### What you need to do
Reproduce the data exactly as given, except for any images.

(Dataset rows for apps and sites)
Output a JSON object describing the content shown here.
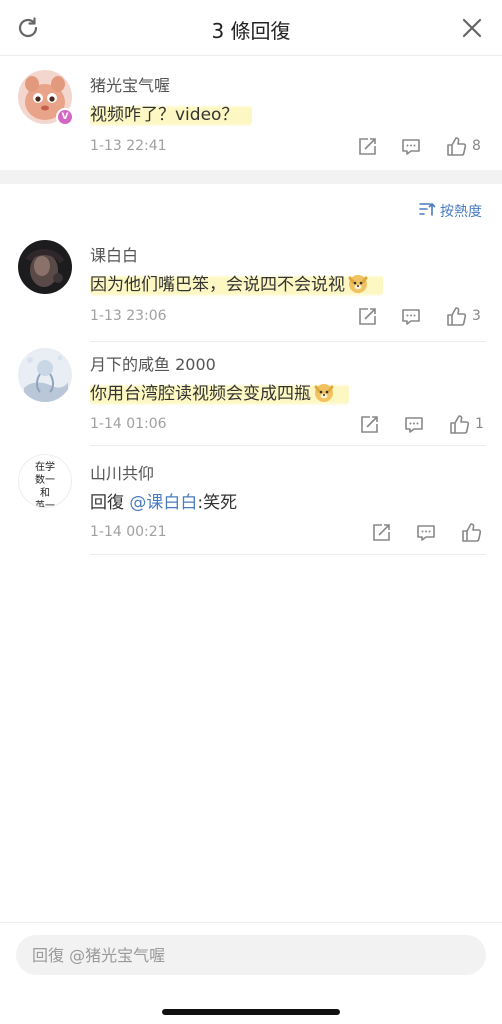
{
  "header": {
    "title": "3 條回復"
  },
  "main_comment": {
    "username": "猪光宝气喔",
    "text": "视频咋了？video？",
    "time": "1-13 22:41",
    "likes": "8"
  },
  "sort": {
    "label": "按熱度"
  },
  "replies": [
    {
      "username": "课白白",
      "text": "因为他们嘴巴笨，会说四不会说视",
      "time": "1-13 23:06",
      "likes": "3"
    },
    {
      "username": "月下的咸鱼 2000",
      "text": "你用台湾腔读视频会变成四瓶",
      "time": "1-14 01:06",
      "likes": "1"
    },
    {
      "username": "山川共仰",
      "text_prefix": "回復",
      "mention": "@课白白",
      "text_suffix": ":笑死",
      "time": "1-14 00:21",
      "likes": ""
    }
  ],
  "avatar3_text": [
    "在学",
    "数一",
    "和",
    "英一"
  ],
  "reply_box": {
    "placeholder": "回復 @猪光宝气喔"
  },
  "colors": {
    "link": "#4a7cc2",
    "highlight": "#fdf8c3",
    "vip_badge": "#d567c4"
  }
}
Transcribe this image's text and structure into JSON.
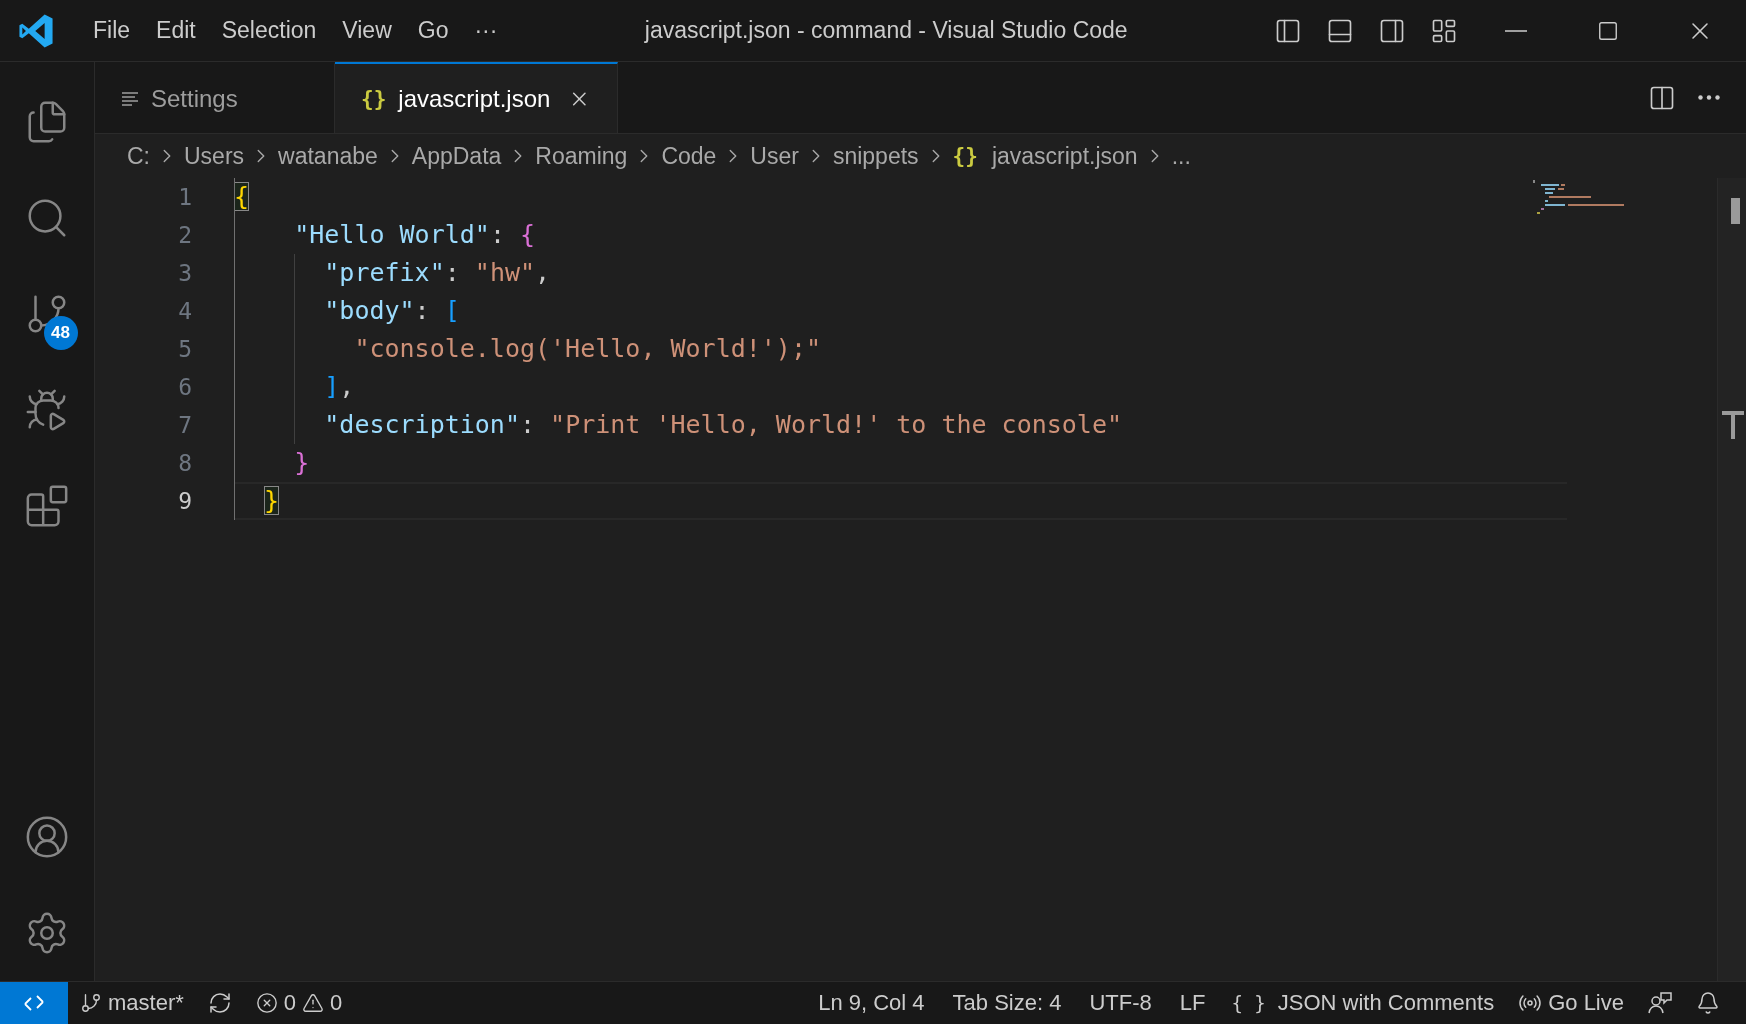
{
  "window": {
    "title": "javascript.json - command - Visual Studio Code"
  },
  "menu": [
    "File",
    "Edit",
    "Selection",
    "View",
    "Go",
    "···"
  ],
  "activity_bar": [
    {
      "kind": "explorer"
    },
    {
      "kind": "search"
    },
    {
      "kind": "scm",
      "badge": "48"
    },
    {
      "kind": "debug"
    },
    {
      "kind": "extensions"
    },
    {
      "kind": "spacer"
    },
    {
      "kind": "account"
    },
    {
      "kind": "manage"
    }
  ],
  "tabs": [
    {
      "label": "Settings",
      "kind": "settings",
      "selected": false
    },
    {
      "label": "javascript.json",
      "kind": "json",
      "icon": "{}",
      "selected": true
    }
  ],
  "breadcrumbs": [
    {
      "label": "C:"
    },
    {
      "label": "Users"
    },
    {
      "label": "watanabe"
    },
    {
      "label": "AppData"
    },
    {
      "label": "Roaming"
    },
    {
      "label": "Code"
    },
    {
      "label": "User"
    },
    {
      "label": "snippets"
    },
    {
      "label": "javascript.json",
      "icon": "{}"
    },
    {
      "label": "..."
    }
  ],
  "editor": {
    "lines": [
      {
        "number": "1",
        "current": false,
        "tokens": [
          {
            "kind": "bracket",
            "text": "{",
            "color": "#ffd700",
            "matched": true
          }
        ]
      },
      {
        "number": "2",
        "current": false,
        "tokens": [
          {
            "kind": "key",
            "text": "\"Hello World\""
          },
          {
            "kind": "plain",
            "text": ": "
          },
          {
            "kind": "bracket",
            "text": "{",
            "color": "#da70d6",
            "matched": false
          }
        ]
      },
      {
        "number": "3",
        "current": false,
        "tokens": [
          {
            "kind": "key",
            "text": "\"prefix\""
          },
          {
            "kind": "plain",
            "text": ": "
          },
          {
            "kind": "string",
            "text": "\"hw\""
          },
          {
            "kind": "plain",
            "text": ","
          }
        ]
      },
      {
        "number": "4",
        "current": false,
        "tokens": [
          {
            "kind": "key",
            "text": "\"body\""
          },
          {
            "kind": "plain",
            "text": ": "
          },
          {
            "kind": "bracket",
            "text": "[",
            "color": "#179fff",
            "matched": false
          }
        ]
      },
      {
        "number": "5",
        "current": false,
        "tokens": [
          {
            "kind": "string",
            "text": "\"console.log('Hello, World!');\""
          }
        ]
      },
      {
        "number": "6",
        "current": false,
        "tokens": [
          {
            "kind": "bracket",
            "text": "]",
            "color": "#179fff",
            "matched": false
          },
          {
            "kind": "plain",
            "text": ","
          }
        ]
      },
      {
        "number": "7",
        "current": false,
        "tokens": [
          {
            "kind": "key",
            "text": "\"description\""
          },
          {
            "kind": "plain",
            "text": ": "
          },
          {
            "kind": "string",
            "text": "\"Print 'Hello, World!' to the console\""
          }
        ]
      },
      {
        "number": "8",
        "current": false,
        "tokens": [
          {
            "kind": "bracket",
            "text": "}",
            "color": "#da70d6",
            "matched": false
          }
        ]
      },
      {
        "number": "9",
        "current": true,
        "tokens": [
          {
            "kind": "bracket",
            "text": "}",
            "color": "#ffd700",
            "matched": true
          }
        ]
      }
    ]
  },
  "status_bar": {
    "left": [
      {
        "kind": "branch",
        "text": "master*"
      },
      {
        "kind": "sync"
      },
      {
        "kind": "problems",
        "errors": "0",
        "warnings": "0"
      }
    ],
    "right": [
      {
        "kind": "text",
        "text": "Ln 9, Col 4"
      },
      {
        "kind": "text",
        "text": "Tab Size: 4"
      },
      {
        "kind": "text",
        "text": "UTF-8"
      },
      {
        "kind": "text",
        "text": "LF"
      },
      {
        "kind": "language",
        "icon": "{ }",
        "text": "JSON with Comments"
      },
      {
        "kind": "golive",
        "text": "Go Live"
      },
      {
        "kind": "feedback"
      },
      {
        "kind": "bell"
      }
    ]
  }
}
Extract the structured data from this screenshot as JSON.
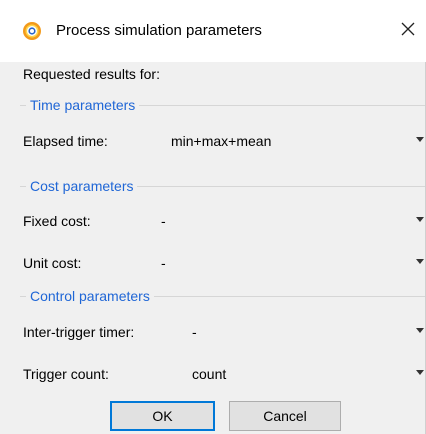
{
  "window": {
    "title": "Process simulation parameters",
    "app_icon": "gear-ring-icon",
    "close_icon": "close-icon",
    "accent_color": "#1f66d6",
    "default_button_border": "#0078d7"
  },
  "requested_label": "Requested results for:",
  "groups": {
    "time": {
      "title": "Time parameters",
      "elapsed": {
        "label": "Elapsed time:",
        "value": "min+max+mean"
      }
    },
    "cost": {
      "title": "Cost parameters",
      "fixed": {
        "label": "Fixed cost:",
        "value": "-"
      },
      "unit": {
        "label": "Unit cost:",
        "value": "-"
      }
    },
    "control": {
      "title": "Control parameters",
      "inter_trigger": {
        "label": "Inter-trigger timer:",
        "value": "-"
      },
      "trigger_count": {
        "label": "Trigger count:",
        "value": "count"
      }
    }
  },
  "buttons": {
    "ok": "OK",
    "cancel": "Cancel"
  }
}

### Task solution
Output a JSON object describing the content shown here.
{
  "header": {
    "title": "3 條回復"
  },
  "main_comment": {
    "username": "猪光宝气喔",
    "text": "视频咋了？video？",
    "time": "1-13 22:41",
    "likes": "8"
  },
  "sort": {
    "label": "按熱度"
  },
  "replies": [
    {
      "username": "课白白",
      "text": "因为他们嘴巴笨，会说四不会说视",
      "time": "1-13 23:06",
      "likes": "3"
    },
    {
      "username": "月下的咸鱼 2000",
      "text": "你用台湾腔读视频会变成四瓶",
      "time": "1-14 01:06",
      "likes": "1"
    },
    {
      "username": "山川共仰",
      "text_prefix": "回復",
      "mention": "@课白白",
      "text_suffix": ":笑死",
      "time": "1-14 00:21",
      "likes": ""
    }
  ],
  "avatar3_text": [
    "在学",
    "数一",
    "和",
    "英一"
  ],
  "reply_box": {
    "placeholder": "回復 @猪光宝气喔"
  },
  "colors": {
    "link": "#4a7cc2",
    "highlight": "#fdf8c3",
    "vip_badge": "#d567c4"
  }
}
Transcribe this image's text and structure into JSON.
{
  "window": {
    "title": "javascript.json - command - Visual Studio Code"
  },
  "menu": [
    "File",
    "Edit",
    "Selection",
    "View",
    "Go",
    "···"
  ],
  "activity_bar": [
    {
      "kind": "explorer"
    },
    {
      "kind": "search"
    },
    {
      "kind": "scm",
      "badge": "48"
    },
    {
      "kind": "debug"
    },
    {
      "kind": "extensions"
    },
    {
      "kind": "spacer"
    },
    {
      "kind": "account"
    },
    {
      "kind": "manage"
    }
  ],
  "tabs": [
    {
      "label": "Settings",
      "kind": "settings",
      "selected": false
    },
    {
      "label": "javascript.json",
      "kind": "json",
      "icon": "{}",
      "selected": true
    }
  ],
  "breadcrumbs": [
    {
      "label": "C:"
    },
    {
      "label": "Users"
    },
    {
      "label": "watanabe"
    },
    {
      "label": "AppData"
    },
    {
      "label": "Roaming"
    },
    {
      "label": "Code"
    },
    {
      "label": "User"
    },
    {
      "label": "snippets"
    },
    {
      "label": "javascript.json",
      "icon": "{}"
    },
    {
      "label": "..."
    }
  ],
  "editor": {
    "lines": [
      {
        "number": "1",
        "current": false,
        "tokens": [
          {
            "kind": "bracket",
            "text": "{",
            "color": "#ffd700",
            "matched": true
          }
        ]
      },
      {
        "number": "2",
        "current": false,
        "tokens": [
          {
            "kind": "key",
            "text": "\"Hello World\""
          },
          {
            "kind": "plain",
            "text": ": "
          },
          {
            "kind": "bracket",
            "text": "{",
            "color": "#da70d6",
            "matched": false
          }
        ]
      },
      {
        "number": "3",
        "current": false,
        "tokens": [
          {
            "kind": "key",
            "text": "\"prefix\""
          },
          {
            "kind": "plain",
            "text": ": "
          },
          {
            "kind": "string",
            "text": "\"hw\""
          },
          {
            "kind": "plain",
            "text": ","
          }
        ]
      },
      {
        "number": "4",
        "current": false,
        "tokens": [
          {
            "kind": "key",
            "text": "\"body\""
          },
          {
            "kind": "plain",
            "text": ": "
          },
          {
            "kind": "bracket",
            "text": "[",
            "color": "#179fff",
            "matched": false
          }
        ]
      },
      {
        "number": "5",
        "current": false,
        "tokens": [
          {
            "kind": "string",
            "text": "\"console.log('Hello, World!');\""
          }
        ]
      },
      {
        "number": "6",
        "current": false,
        "tokens": [
          {
            "kind": "bracket",
            "text": "]",
            "color": "#179fff",
            "matched": false
          },
          {
            "kind": "plain",
            "text": ","
          }
        ]
      },
      {
        "number": "7",
        "current": false,
        "tokens": [
          {
            "kind": "key",
            "text": "\"description\""
          },
          {
            "kind": "plain",
            "text": ": "
          },
          {
            "kind": "string",
            "text": "\"Print 'Hello, World!' to the console\""
          }
        ]
      },
      {
        "number": "8",
        "current": false,
        "tokens": [
          {
            "kind": "bracket",
            "text": "}",
            "color": "#da70d6",
            "matched": false
          }
        ]
      },
      {
        "number": "9",
        "current": true,
        "tokens": [
          {
            "kind": "bracket",
            "text": "}",
            "color": "#ffd700",
            "matched": true
          }
        ]
      }
    ]
  },
  "status_bar": {
    "left": [
      {
        "kind": "branch",
        "text": "master*"
      },
      {
        "kind": "sync"
      },
      {
        "kind": "problems",
        "errors": "0",
        "warnings": "0"
      }
    ],
    "right": [
      {
        "kind": "text",
        "text": "Ln 9, Col 4"
      },
      {
        "kind": "text",
        "text": "Tab Size: 4"
      },
      {
        "kind": "text",
        "text": "UTF-8"
      },
      {
        "kind": "text",
        "text": "LF"
      },
      {
        "kind": "language",
        "icon": "{ }",
        "text": "JSON with Comments"
      },
      {
        "kind": "golive",
        "text": "Go Live"
      },
      {
        "kind": "feedback"
      },
      {
        "kind": "bell"
      }
    ]
  }
}
Extract the structured data from this screenshot as JSON.
{
  "window": {
    "title": "Process simulation parameters",
    "app_icon": "gear-ring-icon",
    "close_icon": "close-icon",
    "accent_color": "#1f66d6",
    "default_button_border": "#0078d7"
  },
  "requested_label": "Requested results for:",
  "groups": {
    "time": {
      "title": "Time parameters",
      "elapsed": {
        "label": "Elapsed time:",
        "value": "min+max+mean"
      }
    },
    "cost": {
      "title": "Cost parameters",
      "fixed": {
        "label": "Fixed cost:",
        "value": "-"
      },
      "unit": {
        "label": "Unit cost:",
        "value": "-"
      }
    },
    "control": {
      "title": "Control parameters",
      "inter_trigger": {
        "label": "Inter-trigger timer:",
        "value": "-"
      },
      "trigger_count": {
        "label": "Trigger count:",
        "value": "count"
      }
    }
  },
  "buttons": {
    "ok": "OK",
    "cancel": "Cancel"
  }
}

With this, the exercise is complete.